Mike Brown, who works part-time security at a RV park in Mound House, has done almost everything he's wanted to do.
But if he could do anything, he'd be an officer again. His eyes are too bad, though, his body is too old and his convictions are too strong.
"I miss law enforcement," he said. "Big time miss it. I still see things that I wish I could be able to pull people over for or arrest them or give them a ticket for."
He said he helps and protects people whenever he can. He helps drivers who get in wrecks. He confronts loud drunks in the RV park. If people are honest with him, he said, he'll be honest with them.
The last time he was able to get close to what he loved most was when he worked in a police department in 1995. He was a dispatcher in Canby, Ore. He said budget cuts took his job.
The one time he worked as an officer was from 1972-82. He worked mostly traffic and DUI checkpoints at the police department in Portland, Ore. He said he loved his job.
Brown won't say how old he is. He'll only say he is a great-grandfather and born "when Harry S. (Truman) was just leaving office."
He said some people say they've done everything, but they probably haven't and he really has.
He said he's been everywhere. He was adopted and grew up on a California Air Force base. He lived all over the West and in Michigan, too. He's been a locksmith, disc jockey, maintenance man and all kinds of security guard.
He said he's guarded gold and jewels for Caesar's Place in the late 1980s. He has pictures to prove it.
Brown, who drives a blue golf cart around the RV park, has met a lot of people at his jobs, been engaged twice and married three times.
He spends most of his time alone now.
He likes to take care of his two cats and eat at a Chinese buffet in Carson City. Most people he used to go out with drink and smoke and he doesn't like that.
He's not ready for a girlfriend again either. He said he doesn't think he's ready to date again after what happened with his last two fiancees, the second who died in 2004.
"They have both taken their own lives," he said. "It makes it hard."
Sometimes he talks with one of his ex-wives, but he doesn't know where the other two are.
"They didn't like police," he said. "Didn't like law enforcement. They didn't like the hours. They thought their boyfriends were a lot more sufficient than me.
"That's all right, you know," he said. "Whatever floats their boat."

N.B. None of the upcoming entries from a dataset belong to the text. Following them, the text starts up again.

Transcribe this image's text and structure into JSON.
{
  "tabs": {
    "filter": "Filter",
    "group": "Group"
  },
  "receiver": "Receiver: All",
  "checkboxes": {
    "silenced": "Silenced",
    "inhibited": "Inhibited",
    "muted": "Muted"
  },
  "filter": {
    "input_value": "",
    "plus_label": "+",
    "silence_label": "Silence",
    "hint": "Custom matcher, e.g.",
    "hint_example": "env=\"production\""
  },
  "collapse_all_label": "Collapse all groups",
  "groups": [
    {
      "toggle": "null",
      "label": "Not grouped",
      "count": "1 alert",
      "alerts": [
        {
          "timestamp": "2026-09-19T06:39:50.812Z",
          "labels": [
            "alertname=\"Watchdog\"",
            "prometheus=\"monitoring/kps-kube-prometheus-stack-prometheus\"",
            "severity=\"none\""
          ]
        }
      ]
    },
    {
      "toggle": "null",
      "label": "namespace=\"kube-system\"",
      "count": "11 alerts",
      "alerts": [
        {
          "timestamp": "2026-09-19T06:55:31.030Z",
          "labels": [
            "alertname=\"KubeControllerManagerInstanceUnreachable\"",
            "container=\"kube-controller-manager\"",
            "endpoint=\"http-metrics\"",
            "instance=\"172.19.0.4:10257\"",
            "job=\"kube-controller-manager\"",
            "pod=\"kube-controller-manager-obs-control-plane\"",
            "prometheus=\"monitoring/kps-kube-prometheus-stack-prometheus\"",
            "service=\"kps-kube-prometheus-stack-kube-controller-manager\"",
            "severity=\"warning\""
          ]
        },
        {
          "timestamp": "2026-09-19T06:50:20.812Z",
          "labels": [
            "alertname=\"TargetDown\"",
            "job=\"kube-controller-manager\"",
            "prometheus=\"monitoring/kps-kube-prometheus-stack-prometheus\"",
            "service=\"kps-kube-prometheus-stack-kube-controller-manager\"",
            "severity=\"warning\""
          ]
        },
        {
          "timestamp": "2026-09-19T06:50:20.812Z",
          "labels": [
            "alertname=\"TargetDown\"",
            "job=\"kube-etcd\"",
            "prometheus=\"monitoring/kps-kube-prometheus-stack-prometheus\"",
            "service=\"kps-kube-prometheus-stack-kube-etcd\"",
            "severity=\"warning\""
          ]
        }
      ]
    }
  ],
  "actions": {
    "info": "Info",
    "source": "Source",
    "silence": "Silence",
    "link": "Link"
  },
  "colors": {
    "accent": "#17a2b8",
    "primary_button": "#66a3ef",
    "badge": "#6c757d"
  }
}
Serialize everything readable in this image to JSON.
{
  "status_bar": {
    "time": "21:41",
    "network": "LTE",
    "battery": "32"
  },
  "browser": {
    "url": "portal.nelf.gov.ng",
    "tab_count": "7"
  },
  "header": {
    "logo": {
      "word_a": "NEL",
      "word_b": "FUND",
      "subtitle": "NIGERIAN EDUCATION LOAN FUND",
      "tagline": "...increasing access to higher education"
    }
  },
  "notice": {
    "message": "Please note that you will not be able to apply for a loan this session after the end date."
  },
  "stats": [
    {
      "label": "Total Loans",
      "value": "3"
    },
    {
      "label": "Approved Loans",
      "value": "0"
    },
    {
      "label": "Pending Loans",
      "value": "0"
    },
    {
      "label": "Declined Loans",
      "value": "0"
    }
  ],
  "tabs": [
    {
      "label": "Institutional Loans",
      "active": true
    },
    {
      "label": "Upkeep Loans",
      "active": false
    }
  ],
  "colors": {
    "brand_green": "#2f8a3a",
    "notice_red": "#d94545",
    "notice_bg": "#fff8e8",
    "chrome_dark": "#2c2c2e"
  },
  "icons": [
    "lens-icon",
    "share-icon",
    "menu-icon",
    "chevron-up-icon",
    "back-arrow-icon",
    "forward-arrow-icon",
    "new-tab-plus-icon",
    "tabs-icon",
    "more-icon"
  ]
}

Some of the most important friendships he's had have only been for a few hours.
He said when he was working at a Reno casino in 1983, he got a hug from a woman whose husband he'd tried to save. The man was having a heart attack in a hotel room in middle of the night.
"She's in her nightie running up and down the hall screaming," he said. "These doors have metal frames. Well, I wear a size 16 boot and I don't have a pass key so I took the entire door and door frame right out of the wall with one kick and started doing CPR on the guy."
The man died after going to the hospital, he said, but the wife came back later to thank him for prolonging her husband's life.
Brown said he's ready to give that kind of help whenever anyone needs him. He said he thanks God every morning when he wakes up and looks at the ceiling and knows he's alive.
When he can't wake up and look at the ceiling, then that's that, he said.
"I've done everything that I've set out to do, except go to Australia," he said. "That's it. Everything else, well, I plug along and do what I can to help people the best way I can."
• Contact reporter Dave Frank at firstname.lastname@example.org or 881-1212.